Gov. Nikki Haley's agenda for her second year in office seems to be in order: Job training, tax reform, retirement system changes.

And her No. 1 priority : Jobs, jobs, jobs.

But as she learned in her first year as governor, saying it doesn't make it so, and sometimes even when it looks as if you got what you wanted, real reform proves elusive.

A case in point is Haley's push for a Department of Administration, part of her government restructuring effort. A look at her report card for the legislative session shows the House of Representatives accomplishing that goal, while the Senate received an "incomplete."

But the bill passed by the House fell short of real reform, and senators were right to work to change it.

The biggest flaw of the House version of the bill was that it didn't eliminate the state Budget and Control Board, contrary to the bill's description on Haley's report card. That board, which comprises the governor, treasurer, comptroller and chairmen of the Senate Finance and House Ways and Means committees, mixes legislative and executive powers in a way that obscures accountability.
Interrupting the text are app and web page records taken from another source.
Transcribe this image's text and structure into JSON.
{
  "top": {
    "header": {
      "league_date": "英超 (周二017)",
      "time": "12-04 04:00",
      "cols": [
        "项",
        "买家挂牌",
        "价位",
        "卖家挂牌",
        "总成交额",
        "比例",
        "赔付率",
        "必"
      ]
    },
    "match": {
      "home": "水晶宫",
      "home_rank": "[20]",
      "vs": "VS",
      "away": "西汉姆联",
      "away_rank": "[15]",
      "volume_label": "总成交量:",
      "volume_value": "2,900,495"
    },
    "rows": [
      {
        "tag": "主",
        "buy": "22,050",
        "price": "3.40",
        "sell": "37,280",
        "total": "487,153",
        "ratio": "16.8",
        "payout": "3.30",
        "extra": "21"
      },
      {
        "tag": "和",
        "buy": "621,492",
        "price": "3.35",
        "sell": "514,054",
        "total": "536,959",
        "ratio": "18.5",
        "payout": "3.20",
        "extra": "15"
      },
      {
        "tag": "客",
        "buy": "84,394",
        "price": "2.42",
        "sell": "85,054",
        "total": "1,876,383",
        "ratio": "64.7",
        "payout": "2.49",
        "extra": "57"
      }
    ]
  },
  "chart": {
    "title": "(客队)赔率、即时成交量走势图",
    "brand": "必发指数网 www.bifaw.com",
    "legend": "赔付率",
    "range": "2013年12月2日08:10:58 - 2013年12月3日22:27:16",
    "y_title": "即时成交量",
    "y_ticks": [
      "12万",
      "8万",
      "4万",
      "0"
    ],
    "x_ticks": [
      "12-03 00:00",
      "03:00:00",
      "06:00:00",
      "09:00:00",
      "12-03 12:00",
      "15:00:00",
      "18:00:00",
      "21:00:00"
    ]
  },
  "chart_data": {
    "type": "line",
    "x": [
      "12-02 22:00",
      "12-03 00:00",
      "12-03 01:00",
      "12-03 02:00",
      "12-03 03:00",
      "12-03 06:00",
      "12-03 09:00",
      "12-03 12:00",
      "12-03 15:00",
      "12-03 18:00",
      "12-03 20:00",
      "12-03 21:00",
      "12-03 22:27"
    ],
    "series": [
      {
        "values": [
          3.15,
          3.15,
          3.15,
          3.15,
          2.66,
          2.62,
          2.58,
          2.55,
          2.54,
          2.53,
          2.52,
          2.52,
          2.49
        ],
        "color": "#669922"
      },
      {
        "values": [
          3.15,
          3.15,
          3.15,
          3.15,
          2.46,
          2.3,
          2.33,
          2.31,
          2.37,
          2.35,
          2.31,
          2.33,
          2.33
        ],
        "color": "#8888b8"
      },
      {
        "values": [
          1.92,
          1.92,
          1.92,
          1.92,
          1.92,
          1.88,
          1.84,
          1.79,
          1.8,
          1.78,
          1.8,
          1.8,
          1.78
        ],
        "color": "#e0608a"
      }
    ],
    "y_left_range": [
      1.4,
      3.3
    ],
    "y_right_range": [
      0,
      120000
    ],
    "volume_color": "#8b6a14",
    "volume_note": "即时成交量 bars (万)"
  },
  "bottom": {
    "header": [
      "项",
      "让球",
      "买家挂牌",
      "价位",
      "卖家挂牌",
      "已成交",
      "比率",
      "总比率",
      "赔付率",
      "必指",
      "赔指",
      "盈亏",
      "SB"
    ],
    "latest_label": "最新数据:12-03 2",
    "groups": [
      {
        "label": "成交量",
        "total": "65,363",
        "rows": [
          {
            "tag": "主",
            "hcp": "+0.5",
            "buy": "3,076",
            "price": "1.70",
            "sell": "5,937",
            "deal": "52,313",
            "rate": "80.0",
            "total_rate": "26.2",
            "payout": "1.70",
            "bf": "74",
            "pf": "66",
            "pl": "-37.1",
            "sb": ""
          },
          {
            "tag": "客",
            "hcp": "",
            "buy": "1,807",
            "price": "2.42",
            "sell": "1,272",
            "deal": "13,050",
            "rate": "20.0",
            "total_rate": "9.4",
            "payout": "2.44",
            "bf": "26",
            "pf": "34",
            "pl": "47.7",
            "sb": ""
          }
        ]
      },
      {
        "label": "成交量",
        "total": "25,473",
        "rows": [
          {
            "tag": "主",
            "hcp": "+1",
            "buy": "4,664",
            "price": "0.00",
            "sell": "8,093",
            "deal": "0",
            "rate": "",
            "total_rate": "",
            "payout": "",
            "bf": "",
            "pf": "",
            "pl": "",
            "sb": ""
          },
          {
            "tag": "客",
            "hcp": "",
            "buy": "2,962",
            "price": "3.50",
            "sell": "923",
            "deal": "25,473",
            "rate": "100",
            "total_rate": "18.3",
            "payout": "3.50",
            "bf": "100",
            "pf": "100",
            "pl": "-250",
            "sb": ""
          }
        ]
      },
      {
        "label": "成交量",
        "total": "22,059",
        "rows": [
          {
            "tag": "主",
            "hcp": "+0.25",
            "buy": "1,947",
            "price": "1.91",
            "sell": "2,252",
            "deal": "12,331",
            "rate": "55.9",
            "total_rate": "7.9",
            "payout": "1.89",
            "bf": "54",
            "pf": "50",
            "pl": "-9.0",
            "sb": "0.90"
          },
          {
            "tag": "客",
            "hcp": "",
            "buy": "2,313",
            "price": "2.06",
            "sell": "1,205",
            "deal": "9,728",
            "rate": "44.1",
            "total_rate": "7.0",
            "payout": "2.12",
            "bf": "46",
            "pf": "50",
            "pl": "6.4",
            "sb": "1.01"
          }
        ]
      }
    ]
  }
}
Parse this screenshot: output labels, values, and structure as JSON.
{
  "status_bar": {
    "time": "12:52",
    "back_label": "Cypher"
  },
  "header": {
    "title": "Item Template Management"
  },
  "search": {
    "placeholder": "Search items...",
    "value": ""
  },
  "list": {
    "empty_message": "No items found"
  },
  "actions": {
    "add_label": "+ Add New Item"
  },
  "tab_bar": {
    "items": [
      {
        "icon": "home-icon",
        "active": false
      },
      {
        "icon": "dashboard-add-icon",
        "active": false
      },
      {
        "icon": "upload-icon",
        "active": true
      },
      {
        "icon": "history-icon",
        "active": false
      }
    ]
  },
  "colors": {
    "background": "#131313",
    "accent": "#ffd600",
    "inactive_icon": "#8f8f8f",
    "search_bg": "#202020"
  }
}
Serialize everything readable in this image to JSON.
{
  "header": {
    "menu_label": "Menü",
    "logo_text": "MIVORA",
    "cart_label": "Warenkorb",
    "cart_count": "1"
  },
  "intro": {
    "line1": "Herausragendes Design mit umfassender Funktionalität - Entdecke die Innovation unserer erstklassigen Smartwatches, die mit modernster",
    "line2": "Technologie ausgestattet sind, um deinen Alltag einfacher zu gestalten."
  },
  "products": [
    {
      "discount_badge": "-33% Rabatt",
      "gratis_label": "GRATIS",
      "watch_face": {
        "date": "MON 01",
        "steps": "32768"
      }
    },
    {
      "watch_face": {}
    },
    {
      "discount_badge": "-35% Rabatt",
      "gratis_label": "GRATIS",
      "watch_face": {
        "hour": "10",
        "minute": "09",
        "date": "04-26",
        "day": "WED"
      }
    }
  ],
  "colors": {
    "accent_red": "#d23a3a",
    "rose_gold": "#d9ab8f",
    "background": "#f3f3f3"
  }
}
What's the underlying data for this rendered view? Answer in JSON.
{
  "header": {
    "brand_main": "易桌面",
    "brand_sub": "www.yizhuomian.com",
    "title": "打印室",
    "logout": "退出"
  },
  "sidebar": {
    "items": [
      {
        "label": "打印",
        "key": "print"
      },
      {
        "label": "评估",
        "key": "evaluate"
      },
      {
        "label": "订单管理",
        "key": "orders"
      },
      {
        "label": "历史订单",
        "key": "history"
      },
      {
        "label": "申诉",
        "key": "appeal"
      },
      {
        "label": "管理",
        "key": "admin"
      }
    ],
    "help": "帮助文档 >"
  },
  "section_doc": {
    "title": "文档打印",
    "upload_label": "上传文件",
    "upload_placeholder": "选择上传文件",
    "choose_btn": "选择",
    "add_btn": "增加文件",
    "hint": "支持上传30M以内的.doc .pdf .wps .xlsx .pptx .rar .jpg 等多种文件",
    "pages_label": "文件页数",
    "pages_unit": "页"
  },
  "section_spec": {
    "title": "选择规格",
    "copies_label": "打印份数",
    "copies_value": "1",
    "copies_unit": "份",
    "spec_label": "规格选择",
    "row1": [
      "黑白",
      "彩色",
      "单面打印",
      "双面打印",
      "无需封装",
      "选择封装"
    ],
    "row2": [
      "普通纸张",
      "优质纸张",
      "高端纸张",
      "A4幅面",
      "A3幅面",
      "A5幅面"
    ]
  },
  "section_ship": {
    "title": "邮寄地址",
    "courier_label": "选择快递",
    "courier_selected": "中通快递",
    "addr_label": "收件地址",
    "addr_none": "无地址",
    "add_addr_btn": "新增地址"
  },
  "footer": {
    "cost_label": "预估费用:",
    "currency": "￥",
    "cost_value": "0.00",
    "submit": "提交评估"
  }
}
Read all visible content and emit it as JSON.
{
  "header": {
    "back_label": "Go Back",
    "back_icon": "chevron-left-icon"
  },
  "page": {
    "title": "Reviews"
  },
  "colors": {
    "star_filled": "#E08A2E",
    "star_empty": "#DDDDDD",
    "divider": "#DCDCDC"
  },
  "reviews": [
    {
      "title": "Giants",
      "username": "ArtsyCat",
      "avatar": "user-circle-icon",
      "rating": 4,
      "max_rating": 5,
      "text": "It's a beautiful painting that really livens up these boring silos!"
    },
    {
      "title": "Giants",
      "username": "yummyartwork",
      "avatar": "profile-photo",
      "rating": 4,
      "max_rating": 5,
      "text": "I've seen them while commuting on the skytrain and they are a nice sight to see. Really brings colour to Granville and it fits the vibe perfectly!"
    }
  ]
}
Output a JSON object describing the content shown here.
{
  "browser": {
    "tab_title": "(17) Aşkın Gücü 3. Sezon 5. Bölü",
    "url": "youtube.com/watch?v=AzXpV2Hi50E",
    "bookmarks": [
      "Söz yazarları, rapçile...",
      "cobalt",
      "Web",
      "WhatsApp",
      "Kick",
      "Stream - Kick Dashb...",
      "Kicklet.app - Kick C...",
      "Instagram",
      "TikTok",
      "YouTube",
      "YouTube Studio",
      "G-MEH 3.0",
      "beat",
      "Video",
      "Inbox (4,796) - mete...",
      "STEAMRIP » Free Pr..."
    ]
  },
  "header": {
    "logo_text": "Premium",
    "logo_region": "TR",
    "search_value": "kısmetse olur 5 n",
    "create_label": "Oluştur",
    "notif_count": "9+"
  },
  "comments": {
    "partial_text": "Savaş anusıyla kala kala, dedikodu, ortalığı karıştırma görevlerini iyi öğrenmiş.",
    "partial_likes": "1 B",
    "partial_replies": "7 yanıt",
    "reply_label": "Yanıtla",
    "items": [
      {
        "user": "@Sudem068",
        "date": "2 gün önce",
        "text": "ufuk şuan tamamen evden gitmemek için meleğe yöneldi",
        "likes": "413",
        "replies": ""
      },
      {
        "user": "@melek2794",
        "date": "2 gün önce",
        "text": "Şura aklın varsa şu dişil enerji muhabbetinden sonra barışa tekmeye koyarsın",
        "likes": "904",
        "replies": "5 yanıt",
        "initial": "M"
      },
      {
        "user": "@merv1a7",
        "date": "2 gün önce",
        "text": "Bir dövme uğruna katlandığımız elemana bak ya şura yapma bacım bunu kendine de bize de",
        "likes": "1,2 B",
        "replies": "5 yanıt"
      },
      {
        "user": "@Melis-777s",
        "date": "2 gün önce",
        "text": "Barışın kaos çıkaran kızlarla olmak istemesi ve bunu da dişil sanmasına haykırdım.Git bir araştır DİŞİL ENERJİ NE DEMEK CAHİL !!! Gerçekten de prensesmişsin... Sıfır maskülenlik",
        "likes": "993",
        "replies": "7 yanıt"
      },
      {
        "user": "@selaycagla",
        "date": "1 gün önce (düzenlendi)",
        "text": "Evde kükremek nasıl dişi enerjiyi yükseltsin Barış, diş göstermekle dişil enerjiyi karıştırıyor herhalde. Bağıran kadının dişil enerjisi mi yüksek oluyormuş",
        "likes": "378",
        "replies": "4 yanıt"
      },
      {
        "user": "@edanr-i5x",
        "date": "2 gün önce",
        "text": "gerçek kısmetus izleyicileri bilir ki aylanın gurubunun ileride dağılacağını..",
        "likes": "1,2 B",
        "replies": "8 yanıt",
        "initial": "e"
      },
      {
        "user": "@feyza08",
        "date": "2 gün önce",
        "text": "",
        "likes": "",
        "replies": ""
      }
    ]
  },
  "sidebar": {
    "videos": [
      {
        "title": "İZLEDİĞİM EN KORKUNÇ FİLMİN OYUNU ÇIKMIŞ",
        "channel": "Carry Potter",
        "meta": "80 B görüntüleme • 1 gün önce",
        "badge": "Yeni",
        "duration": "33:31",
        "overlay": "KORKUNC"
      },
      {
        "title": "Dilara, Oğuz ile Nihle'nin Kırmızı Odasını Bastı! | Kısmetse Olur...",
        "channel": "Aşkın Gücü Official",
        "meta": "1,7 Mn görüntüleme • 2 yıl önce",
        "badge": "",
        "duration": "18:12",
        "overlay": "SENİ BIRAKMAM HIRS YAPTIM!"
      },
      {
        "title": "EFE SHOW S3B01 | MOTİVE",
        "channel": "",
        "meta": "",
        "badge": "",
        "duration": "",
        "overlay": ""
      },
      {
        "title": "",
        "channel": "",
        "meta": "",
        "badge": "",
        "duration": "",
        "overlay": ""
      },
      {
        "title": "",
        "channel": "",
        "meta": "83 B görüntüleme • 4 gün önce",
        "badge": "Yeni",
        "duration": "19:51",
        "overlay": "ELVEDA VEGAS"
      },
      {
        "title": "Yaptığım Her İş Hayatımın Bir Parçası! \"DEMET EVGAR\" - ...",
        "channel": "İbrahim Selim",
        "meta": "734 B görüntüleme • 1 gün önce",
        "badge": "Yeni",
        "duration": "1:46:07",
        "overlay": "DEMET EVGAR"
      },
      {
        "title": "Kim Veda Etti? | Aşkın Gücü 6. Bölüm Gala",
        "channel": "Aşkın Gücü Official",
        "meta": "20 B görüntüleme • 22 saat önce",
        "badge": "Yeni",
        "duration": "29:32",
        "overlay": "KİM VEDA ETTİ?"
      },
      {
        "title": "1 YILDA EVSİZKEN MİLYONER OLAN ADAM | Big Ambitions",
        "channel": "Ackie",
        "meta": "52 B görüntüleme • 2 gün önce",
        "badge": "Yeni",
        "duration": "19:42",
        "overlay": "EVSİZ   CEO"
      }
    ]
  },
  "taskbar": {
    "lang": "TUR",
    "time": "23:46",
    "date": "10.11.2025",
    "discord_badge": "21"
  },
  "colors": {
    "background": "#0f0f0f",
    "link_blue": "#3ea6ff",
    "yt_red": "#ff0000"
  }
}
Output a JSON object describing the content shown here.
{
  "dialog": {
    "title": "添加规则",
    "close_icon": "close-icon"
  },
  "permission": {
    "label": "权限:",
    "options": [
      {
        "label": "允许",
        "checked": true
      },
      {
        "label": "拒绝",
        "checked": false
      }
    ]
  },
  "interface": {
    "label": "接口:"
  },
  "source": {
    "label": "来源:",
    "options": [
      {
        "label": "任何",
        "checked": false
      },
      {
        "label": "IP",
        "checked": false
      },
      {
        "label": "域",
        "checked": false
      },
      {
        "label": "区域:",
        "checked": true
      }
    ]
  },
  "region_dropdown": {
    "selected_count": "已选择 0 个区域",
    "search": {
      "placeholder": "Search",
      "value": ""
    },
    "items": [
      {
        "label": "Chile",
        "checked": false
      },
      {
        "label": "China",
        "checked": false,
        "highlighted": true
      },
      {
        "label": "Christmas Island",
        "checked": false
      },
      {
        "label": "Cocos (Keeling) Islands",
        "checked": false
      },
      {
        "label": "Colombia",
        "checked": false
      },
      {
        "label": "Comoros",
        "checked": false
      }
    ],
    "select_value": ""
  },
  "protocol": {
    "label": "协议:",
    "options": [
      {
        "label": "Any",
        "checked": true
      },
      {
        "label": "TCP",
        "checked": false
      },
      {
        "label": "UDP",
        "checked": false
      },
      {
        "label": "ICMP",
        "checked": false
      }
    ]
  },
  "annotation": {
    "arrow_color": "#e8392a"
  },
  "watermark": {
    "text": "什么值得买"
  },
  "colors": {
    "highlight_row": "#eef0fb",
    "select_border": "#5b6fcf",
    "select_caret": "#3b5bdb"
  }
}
The bill created a Department of Administration and shifted duties away from the board and to the executive branch. But it left the Budget and Control Board in place with some key duties -- managing the state retirement system, analyzing the economic impact of proposed bills and overseeing the budget, a key power that includes the ability to demand across-the-board budget cuts when revenue doesn't come in as expected.

The Senate amended the House bill, eliminating the Budget and Control Board and shifting the Division of General Services, the Division of State Information Technology and the Office of Human Resources to the executive branch under a new Administration Department.

But the amended bill creates a new entity, the State Financial Affairs Authority, which would have the power to make across-the-board agency cuts, oversee the issuing of bonds and oversee insurance services.

That new authority would be made up of the governor, treasurer, comptroller, a senator elected by the full Senate and a House member elected by the full House. That is only a slightly revised Budget and Control Board.

With the bill, the governor would get a Department of Administration, but would the people of South Carolina get the accountability and efficiency that lawmakers and the governor say they want and we need?

Sometimes we think lawmakers have delivered reform only to find out they haven't. "Reformer's remorse" certainly is setting in on the subject of the Department of Transportation. The 2007 "reform" of that department appears more and more to have been a charade. We're still seeing money problems and projects funded based on politics rather than road priorities.

Both legislative leaders and the governor say they want "tax reform" this year, but how they define it and what they actually achieve will be more important than the label.

Haley said her legislative report card was aimed at increasing communication between her and the people of the state and between the people and lawmakers.

Keeping voters focused on what is and isn't happening in Columbia is important. But there is a difference between making needed changes in state government and checking items off a list.